Coincidentally, in Swaziland, I came across an interesting article in the current issue of Foreign Policy about an organisation in South Africa called AfriForum that advocates the rights of Afrikaners in the country. This includes fighting against affirmative action for black South Africans, insisting on the use of the Afrikaans language in schools and universities, defending the statues and icons of Afrikaner history including those who perpetuated apartheid, and trying to maintain a favoured position for Afrikaners. It has been a project to “rebrand the Afrikaner identity from the oppressors to the oppressed”.

This appropriation of the victim narrative is ironical given that white South Africans have – as a group – gotten more prosperous since the end of apartheid!

Now, appropriating victimhood by those in power or have benefited from proximity to power is a tried and tested tactic at personal and community levels. We have seen how fast the powerful run to their villages to clothe themselves in their communities when they are accused of corruption or violent crimes! And those especially good at it then run for higher and higher office as the “protector” of their people!

But appropriating the narrative by groups or communities can be quite dangerous, beyond the absurdity of it all. After the First World War started – and lost – by the Germans, and after a peace deal that the Germans considered too harsh (especially the War Guilt clause), a narrative of victimhood arose in the country. Adolf Hitler’s rise to power resulted from combining that sense of victimhood with a narrative of German superiority and “specialness” that attracted millions. Hitler came to power in a blaze of nationalism, reinstated the German war machine and started the Second World War. Modern-day genocide, in the form of the Holocaust, resulted and a whole genre of international criminal law emerged after the Germans were conquered.


We have seen the use of similar tactics in Kenya. In 1969, for example, the central Kenya community was taken through oath-taking ceremonies where the idea of victimhood was emphasised in an oath to keep power in the community at all costs. Were it not for some bold church leaders who challenged President Jomo Kenyatta, and thus stopped the ceremonies, Kenya’s history would be very different today.

Sadly, we do not seem to have learnt since. Anyone following the messaging on vernacular radio stations and on social media around the recent mass voter registration exercise – including songs and short clips – should be worried. While not as explicit, the narrative has been consistent.

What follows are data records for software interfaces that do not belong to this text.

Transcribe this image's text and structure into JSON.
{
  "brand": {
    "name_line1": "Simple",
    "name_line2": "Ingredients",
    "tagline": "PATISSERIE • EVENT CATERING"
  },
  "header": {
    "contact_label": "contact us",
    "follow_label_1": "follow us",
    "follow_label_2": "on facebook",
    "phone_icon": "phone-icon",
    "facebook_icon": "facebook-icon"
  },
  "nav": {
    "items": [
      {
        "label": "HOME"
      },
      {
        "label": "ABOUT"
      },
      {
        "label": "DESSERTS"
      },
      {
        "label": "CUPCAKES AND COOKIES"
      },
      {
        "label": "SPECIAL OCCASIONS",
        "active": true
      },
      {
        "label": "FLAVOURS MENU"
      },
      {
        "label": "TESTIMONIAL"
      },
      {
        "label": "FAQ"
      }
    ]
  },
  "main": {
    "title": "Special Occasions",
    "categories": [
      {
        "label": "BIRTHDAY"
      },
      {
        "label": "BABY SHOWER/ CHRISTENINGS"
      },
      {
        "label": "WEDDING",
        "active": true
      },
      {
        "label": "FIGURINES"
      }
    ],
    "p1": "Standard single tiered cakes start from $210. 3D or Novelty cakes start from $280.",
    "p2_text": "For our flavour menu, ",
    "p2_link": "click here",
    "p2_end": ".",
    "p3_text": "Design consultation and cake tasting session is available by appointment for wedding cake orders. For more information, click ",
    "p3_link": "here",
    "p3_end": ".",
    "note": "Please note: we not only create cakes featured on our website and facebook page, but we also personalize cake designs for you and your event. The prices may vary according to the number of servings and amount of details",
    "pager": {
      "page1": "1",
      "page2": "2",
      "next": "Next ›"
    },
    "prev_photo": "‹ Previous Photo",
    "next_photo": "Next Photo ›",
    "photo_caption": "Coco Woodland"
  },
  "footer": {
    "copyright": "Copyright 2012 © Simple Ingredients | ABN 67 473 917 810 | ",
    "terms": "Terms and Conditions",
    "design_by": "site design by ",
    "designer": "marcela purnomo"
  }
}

This should worry us all. The security of every Kenyan will only be guaranteed by implementing the Constitution, and serious efforts to promote diversity and nationhood. Any other way will only breed crisis and tension.